PROVIDED DATA below:

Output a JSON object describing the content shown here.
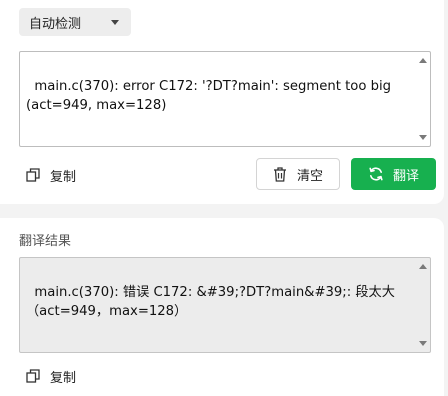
{
  "source": {
    "language_select": "自动检测",
    "text": "main.c(370): error C172: '?DT?main': segment too big\n(act=949, max=128)"
  },
  "actions": {
    "copy_label": "复制",
    "clear_label": "清空",
    "translate_label": "翻译"
  },
  "result": {
    "title": "翻译结果",
    "text": "main.c(370): 错误 C172: &#39;?DT?main&#39;: 段太大\n（act=949，max=128）",
    "copy_label": "复制"
  },
  "colors": {
    "accent": "#17b04f",
    "background": "#f3f3f3"
  },
  "icons": {
    "copy": "copy-icon",
    "trash": "trash-icon",
    "refresh": "refresh-icon",
    "caret": "caret-down-icon"
  }
}
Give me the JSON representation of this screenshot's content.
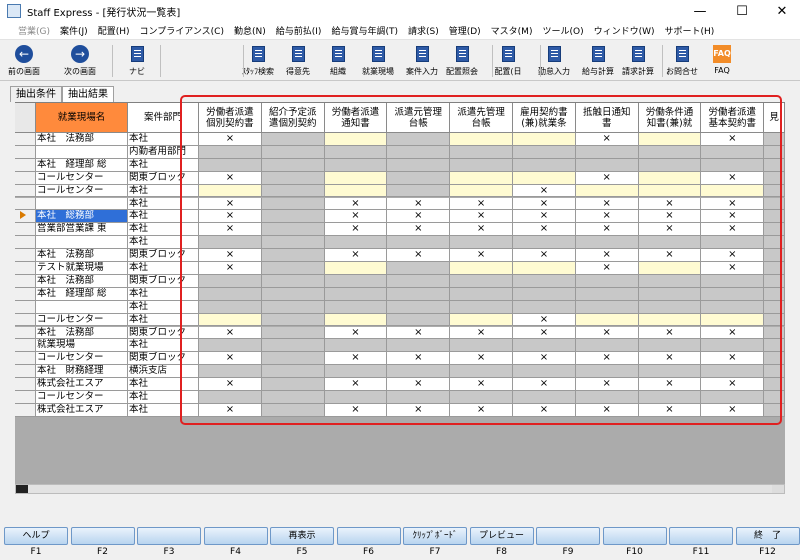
{
  "window": {
    "title": "Staff Express - [発行状況一覧表]",
    "min": "—",
    "max": "☐",
    "close": "✕"
  },
  "menu": [
    {
      "label": "営業(G)",
      "disabled": true
    },
    {
      "label": "案件(J)"
    },
    {
      "label": "配置(H)"
    },
    {
      "label": "コンプライアンス(C)"
    },
    {
      "label": "勤怠(N)"
    },
    {
      "label": "給与前払(I)"
    },
    {
      "label": "給与賞与年調(T)"
    },
    {
      "label": "請求(S)"
    },
    {
      "label": "管理(D)"
    },
    {
      "label": "マスタ(M)"
    },
    {
      "label": "ツール(O)"
    },
    {
      "label": "ウィンドウ(W)"
    },
    {
      "label": "サポート(H)"
    }
  ],
  "toolbar": {
    "back": "前の画面",
    "next": "次の画面",
    "navi": "ナビ",
    "items": [
      "ｽﾀｯﾌ検索",
      "得意先",
      "組織",
      "就業現場",
      "案件入力",
      "配置照会",
      "配置(日",
      "勤怠入力",
      "給与計算",
      "請求計算",
      "お問合せ",
      "FAQ"
    ],
    "arrow_left": "←",
    "arrow_right": "→",
    "faq_icon_text": "FAQ"
  },
  "tabs": [
    "抽出条件",
    "抽出結果"
  ],
  "grid": {
    "col_headers": [
      "就業現場名",
      "案件部門",
      "労働者派遣\n個別契約書",
      "紹介予定派\n遣個別契約",
      "労働者派遣\n通知書",
      "派遣元管理\n台帳",
      "派遣先管理\n台帳",
      "雇用契約書\n(兼)就業条",
      "抵触日通知\n書",
      "労働条件通\n知書(兼)就",
      "労働者派遣\n基本契約書",
      "見"
    ],
    "mark": "×",
    "rows": [
      {
        "site": "本社　法務部",
        "dept": "本社",
        "marks": [
          1,
          0,
          0,
          0,
          0,
          0,
          1,
          0,
          1
        ]
      },
      {
        "site": "",
        "dept": "内勤者用部門",
        "marks": [
          0,
          0,
          0,
          0,
          0,
          0,
          0,
          0,
          0
        ]
      },
      {
        "site": "本社　経理部 総",
        "dept": "本社",
        "marks": [
          0,
          0,
          0,
          0,
          0,
          0,
          0,
          0,
          0
        ]
      },
      {
        "site": "コールセンター",
        "dept": "関東ブロック",
        "marks": [
          1,
          0,
          0,
          0,
          0,
          0,
          1,
          0,
          1
        ]
      },
      {
        "site": "コールセンター",
        "dept": "本社",
        "marks": [
          0,
          0,
          0,
          0,
          0,
          1,
          0,
          0,
          0
        ]
      },
      {
        "site": "",
        "dept": "本社",
        "marks": [
          1,
          0,
          1,
          1,
          1,
          1,
          1,
          1,
          1
        ]
      },
      {
        "site": "本社　総務部",
        "dept": "本社",
        "marks": [
          1,
          0,
          1,
          1,
          1,
          1,
          1,
          1,
          1
        ],
        "selected": true
      },
      {
        "site": "営業部営業課 東",
        "dept": "本社",
        "marks": [
          1,
          0,
          1,
          1,
          1,
          1,
          1,
          1,
          1
        ]
      },
      {
        "site": "",
        "dept": "本社",
        "marks": [
          0,
          0,
          0,
          0,
          0,
          0,
          0,
          0,
          0
        ]
      },
      {
        "site": "本社　法務部",
        "dept": "関東ブロック",
        "marks": [
          1,
          0,
          1,
          1,
          1,
          1,
          1,
          1,
          1
        ]
      },
      {
        "site": "テスト就業現場",
        "dept": "本社",
        "marks": [
          1,
          0,
          0,
          0,
          0,
          0,
          1,
          0,
          1
        ]
      },
      {
        "site": "本社　法務部",
        "dept": "関東ブロック",
        "marks": [
          0,
          0,
          0,
          0,
          0,
          0,
          0,
          0,
          0
        ]
      },
      {
        "site": "本社　経理部 総",
        "dept": "本社",
        "marks": [
          0,
          0,
          0,
          0,
          0,
          0,
          0,
          0,
          0
        ]
      },
      {
        "site": "",
        "dept": "本社",
        "marks": [
          0,
          0,
          0,
          0,
          0,
          0,
          0,
          0,
          0
        ]
      },
      {
        "site": "コールセンター",
        "dept": "本社",
        "marks": [
          0,
          0,
          0,
          0,
          0,
          1,
          0,
          0,
          0
        ]
      },
      {
        "site": "本社　法務部",
        "dept": "関東ブロック",
        "marks": [
          1,
          0,
          1,
          1,
          1,
          1,
          1,
          1,
          1
        ]
      },
      {
        "site": "就業現場",
        "dept": "本社",
        "marks": [
          0,
          0,
          0,
          0,
          0,
          0,
          0,
          0,
          0
        ]
      },
      {
        "site": "コールセンター",
        "dept": "関東ブロック",
        "marks": [
          1,
          0,
          1,
          1,
          1,
          1,
          1,
          1,
          1
        ]
      },
      {
        "site": "本社　財務経理",
        "dept": "横浜支店",
        "marks": [
          0,
          0,
          0,
          0,
          0,
          0,
          0,
          0,
          0
        ]
      },
      {
        "site": "株式会社エスア",
        "dept": "本社",
        "marks": [
          1,
          0,
          1,
          1,
          1,
          1,
          1,
          1,
          1
        ]
      },
      {
        "site": "コールセンター",
        "dept": "本社",
        "marks": [
          0,
          0,
          0,
          0,
          0,
          0,
          0,
          0,
          0
        ]
      },
      {
        "site": "株式会社エスア",
        "dept": "本社",
        "marks": [
          1,
          0,
          1,
          1,
          1,
          1,
          1,
          1,
          1
        ]
      }
    ]
  },
  "fkeys": [
    {
      "key": "F1",
      "label": "ヘルプ"
    },
    {
      "key": "F2",
      "label": ""
    },
    {
      "key": "F3",
      "label": ""
    },
    {
      "key": "F4",
      "label": ""
    },
    {
      "key": "F5",
      "label": "再表示"
    },
    {
      "key": "F6",
      "label": ""
    },
    {
      "key": "F7",
      "label": "ｸﾘｯﾌﾟﾎﾞｰﾄﾞ"
    },
    {
      "key": "F8",
      "label": "プレビュー"
    },
    {
      "key": "F9",
      "label": ""
    },
    {
      "key": "F10",
      "label": ""
    },
    {
      "key": "F11",
      "label": ""
    },
    {
      "key": "F12",
      "label": "終　了"
    }
  ],
  "colors": {
    "accent_header": "#ff8a3c",
    "cell_yellow": "#fffbd2",
    "cell_gray": "#c8c8c8",
    "cell_white": "#ffffff",
    "selected": "#2f6fd8",
    "highlight": "#e02020"
  }
}
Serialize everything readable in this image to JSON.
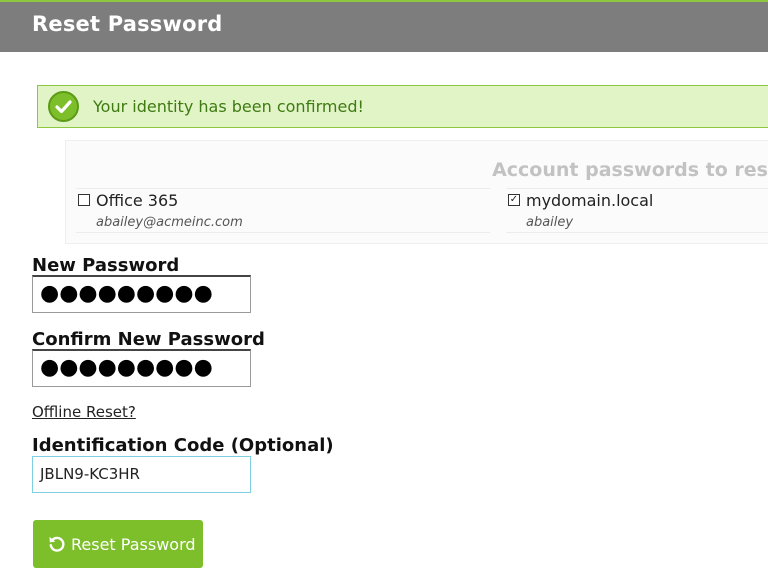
{
  "header": {
    "title": "Reset Password"
  },
  "alert": {
    "message": "Your identity has been confirmed!",
    "icon": "check-circle-icon",
    "color": "#7cbf2a"
  },
  "accounts": {
    "title": "Account passwords to reset",
    "items": [
      {
        "name": "Office 365",
        "user": "abailey@acmeinc.com",
        "checked": false
      },
      {
        "name": "mydomain.local",
        "user": "abailey",
        "checked": true
      }
    ]
  },
  "form": {
    "new_password_label": "New Password",
    "new_password_value": "●●●●●●●●●",
    "confirm_password_label": "Confirm New Password",
    "confirm_password_value": "●●●●●●●●●",
    "offline_reset_link": "Offline Reset?",
    "id_code_label": "Identification Code (Optional)",
    "id_code_value": "JBLN9-KC3HR"
  },
  "submit": {
    "label": "Reset Password",
    "icon": "refresh-icon",
    "color": "#7cbf2a"
  }
}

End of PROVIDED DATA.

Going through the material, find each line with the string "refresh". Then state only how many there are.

2